The response should hold each line from the entries below where "note" is found.

[Stored items]
┄┄┄┄┄┄┄┄┄┄┄┄┄┄┄┄┄┄┄┄
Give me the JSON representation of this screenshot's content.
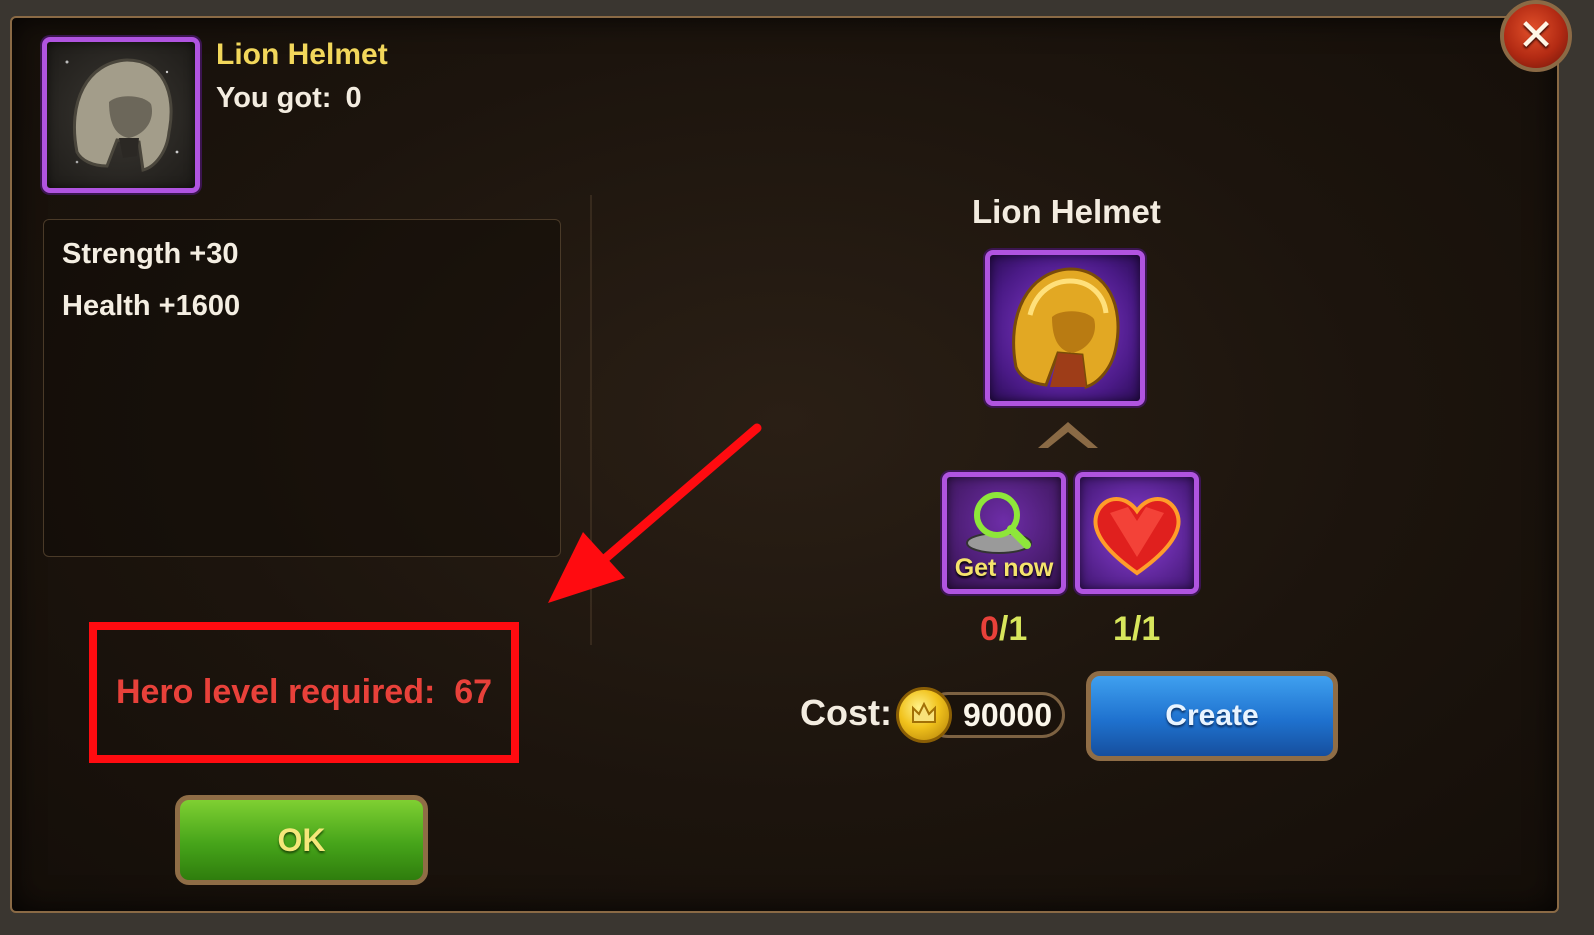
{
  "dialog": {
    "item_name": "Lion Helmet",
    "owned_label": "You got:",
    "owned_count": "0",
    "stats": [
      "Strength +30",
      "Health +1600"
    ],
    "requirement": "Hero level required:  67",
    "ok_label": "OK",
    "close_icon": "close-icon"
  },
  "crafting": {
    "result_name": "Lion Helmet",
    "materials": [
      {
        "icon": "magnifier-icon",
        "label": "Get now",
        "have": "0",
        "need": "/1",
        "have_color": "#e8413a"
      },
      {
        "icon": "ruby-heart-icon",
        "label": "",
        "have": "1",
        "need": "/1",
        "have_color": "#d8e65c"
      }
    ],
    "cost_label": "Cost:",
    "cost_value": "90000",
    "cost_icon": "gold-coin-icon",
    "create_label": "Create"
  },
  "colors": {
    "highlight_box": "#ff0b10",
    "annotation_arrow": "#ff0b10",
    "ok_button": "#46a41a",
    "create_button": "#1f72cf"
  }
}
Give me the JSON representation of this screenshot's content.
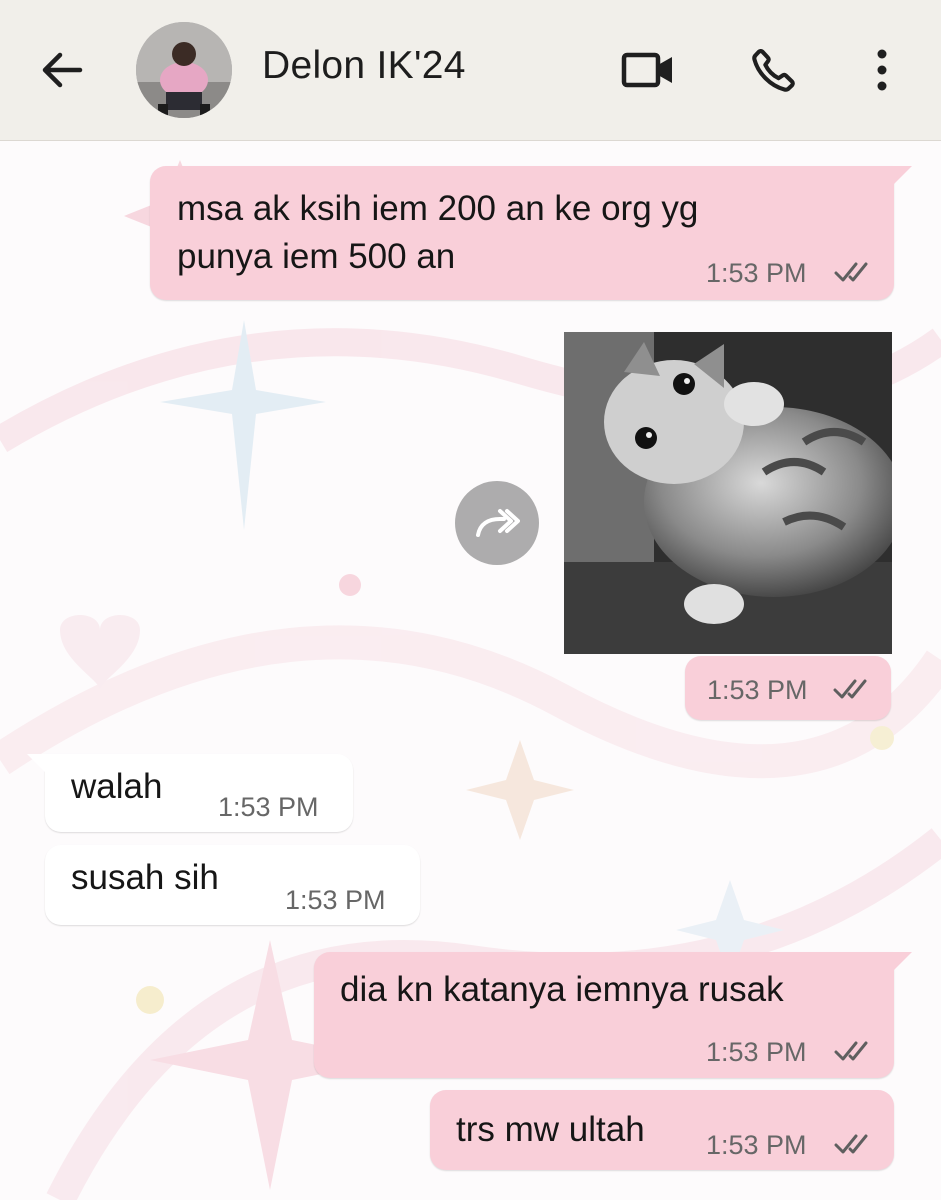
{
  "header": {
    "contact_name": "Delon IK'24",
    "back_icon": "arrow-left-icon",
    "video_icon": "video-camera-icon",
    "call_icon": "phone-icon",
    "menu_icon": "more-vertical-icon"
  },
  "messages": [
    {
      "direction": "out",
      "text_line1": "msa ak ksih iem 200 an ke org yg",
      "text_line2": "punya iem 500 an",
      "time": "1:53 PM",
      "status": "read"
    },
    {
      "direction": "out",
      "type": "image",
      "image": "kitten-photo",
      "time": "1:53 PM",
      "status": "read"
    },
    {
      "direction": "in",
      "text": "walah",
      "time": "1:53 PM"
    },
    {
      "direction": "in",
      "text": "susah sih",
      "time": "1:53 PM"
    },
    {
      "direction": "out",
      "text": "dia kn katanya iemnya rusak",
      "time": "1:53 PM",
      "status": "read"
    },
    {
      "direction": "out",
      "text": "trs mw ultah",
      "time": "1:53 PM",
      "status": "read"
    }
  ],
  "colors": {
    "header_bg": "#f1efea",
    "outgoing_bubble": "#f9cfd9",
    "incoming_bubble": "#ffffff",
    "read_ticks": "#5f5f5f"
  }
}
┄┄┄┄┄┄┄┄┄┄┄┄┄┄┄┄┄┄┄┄
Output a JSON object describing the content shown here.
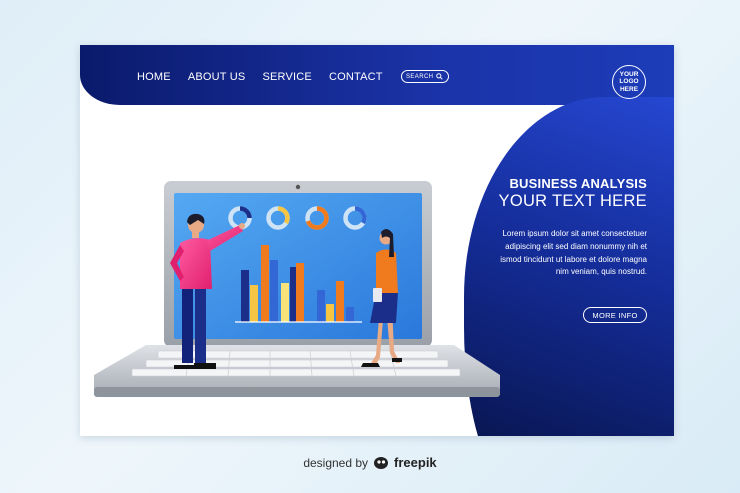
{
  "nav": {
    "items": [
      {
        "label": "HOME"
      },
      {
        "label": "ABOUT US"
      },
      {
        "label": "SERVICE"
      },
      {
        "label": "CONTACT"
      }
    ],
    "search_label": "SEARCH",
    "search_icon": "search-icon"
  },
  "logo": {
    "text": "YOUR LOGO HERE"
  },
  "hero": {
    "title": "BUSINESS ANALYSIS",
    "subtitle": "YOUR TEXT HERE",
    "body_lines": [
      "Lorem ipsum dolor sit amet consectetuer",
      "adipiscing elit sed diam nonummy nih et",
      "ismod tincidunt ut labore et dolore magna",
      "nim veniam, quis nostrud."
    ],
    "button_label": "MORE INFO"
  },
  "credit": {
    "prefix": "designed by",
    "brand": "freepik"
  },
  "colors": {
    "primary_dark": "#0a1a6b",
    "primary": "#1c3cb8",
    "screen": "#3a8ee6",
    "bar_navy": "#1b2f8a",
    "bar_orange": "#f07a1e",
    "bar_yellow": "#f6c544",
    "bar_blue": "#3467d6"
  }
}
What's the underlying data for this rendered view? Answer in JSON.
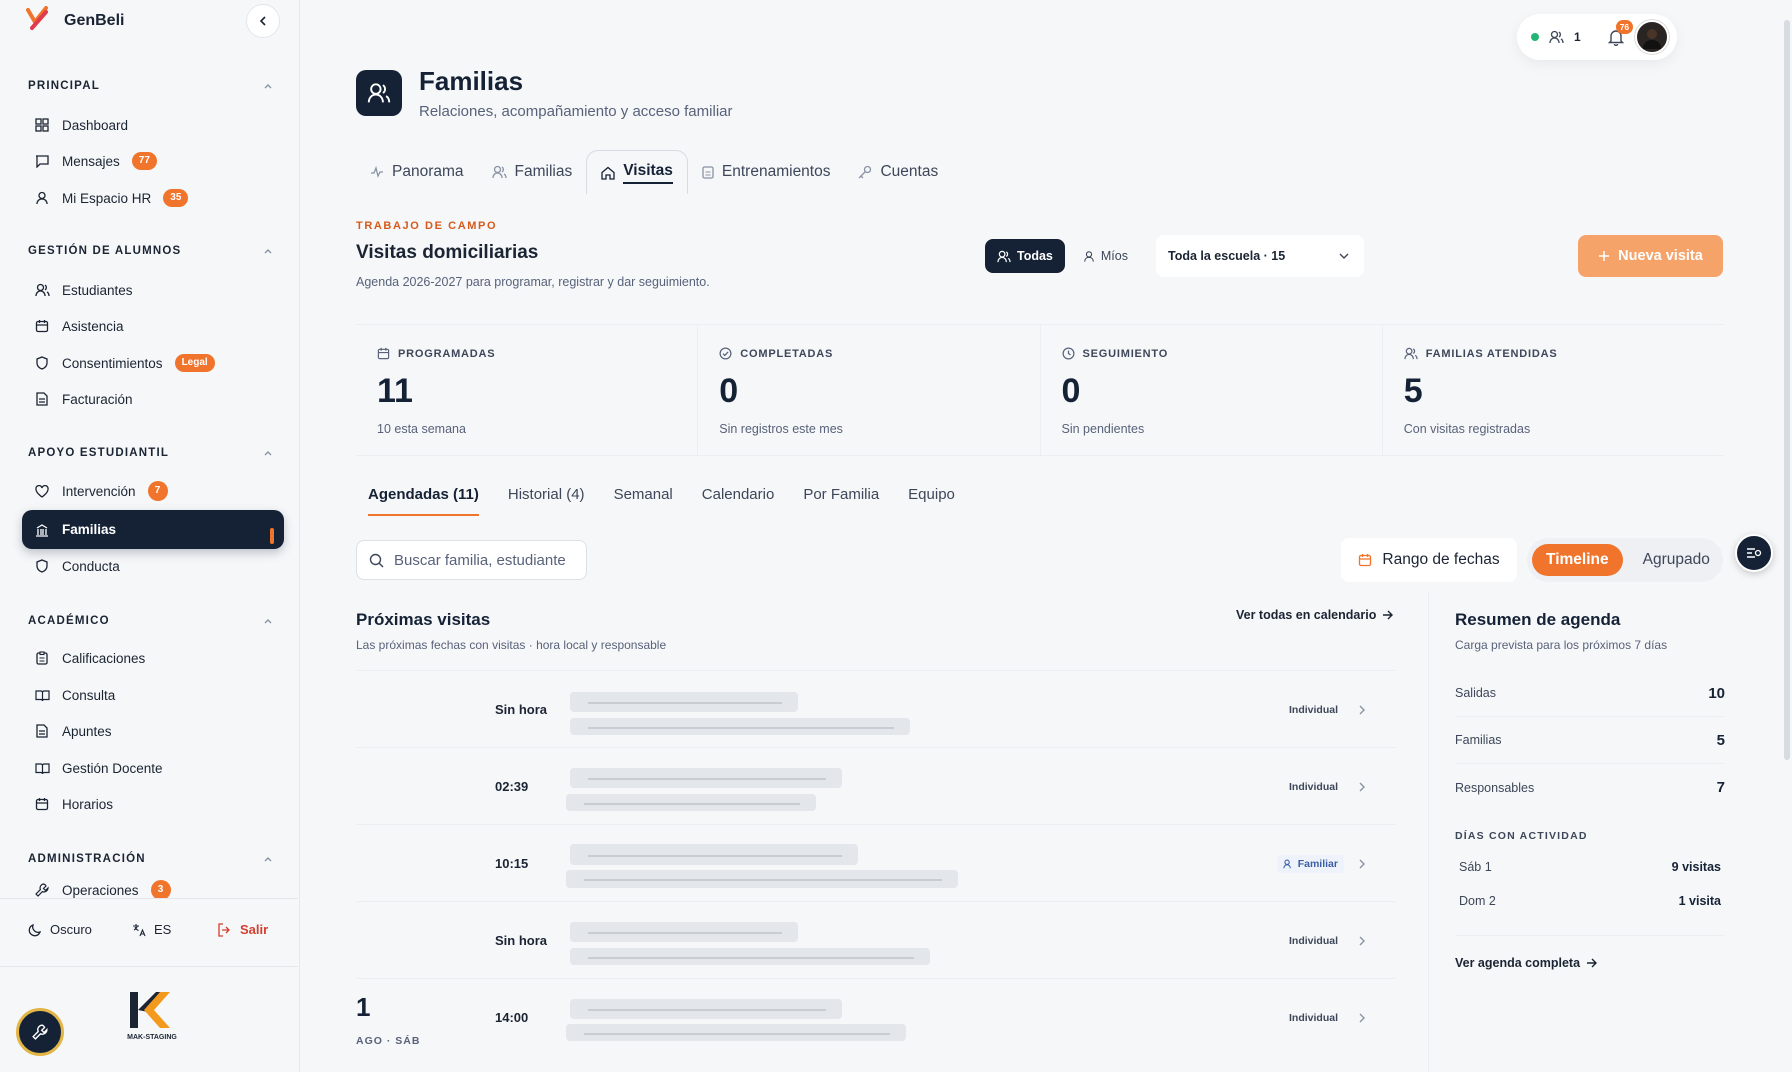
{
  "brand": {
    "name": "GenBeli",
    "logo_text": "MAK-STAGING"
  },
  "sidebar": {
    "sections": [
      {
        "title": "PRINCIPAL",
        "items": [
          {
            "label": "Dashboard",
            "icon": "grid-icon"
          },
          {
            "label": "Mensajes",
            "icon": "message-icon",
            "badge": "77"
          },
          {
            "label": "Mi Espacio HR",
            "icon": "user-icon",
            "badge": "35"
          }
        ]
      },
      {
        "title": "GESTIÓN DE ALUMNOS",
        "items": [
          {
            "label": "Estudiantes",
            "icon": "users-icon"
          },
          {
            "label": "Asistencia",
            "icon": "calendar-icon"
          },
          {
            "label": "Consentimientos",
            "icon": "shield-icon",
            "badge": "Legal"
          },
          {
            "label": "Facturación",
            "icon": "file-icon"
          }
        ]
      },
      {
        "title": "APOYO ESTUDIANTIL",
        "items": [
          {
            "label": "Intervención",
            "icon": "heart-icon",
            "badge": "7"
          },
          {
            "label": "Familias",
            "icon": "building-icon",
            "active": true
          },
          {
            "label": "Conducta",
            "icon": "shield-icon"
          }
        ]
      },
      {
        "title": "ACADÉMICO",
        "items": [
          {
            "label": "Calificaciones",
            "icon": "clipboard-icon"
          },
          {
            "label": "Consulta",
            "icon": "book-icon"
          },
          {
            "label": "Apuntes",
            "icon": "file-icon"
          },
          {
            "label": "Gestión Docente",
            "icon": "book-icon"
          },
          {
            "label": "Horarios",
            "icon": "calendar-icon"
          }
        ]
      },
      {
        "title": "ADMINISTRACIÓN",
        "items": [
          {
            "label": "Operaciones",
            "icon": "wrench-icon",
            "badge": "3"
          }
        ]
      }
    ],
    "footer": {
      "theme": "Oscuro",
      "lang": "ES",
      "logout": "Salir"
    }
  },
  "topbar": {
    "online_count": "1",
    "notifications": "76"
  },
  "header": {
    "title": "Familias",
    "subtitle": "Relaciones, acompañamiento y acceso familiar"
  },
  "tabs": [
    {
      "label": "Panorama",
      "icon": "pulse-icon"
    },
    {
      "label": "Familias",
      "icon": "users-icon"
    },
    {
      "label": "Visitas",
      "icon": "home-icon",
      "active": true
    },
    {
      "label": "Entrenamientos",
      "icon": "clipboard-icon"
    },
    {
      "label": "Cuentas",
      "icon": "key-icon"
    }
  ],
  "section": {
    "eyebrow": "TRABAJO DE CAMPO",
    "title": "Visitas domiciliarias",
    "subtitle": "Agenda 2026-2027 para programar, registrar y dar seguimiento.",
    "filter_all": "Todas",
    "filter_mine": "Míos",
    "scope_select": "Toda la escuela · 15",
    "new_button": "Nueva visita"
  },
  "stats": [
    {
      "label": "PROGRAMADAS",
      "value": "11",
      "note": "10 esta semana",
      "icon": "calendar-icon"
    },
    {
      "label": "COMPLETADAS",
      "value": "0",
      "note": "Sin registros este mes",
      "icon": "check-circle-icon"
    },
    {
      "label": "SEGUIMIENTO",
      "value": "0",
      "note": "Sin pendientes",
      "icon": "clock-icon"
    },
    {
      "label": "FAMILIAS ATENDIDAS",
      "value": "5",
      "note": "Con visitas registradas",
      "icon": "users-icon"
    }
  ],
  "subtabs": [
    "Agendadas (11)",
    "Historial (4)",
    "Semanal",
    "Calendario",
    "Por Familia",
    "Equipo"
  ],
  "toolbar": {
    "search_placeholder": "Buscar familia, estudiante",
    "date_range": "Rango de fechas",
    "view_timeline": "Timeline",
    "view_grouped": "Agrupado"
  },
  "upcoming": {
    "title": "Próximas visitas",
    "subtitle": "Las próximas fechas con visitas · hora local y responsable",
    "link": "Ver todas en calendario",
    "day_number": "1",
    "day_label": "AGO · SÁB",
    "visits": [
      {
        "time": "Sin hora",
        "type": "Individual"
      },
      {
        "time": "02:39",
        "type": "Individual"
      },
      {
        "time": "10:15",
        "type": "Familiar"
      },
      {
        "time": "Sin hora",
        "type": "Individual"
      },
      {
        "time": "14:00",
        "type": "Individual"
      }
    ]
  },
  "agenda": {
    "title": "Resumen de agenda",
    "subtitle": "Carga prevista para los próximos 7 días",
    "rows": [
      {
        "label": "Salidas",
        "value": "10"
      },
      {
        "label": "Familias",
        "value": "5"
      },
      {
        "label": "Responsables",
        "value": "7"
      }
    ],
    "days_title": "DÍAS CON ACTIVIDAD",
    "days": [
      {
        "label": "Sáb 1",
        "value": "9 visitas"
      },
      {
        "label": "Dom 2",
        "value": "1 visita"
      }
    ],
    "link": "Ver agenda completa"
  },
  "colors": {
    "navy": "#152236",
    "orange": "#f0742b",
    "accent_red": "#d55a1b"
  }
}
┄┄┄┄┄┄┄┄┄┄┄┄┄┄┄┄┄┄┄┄
Problem solution:
      "note": "10 esta semana",
      "note": "Sin registros este mes",
      "note": "Sin pendientes",
      "note": "Con visitas registradas",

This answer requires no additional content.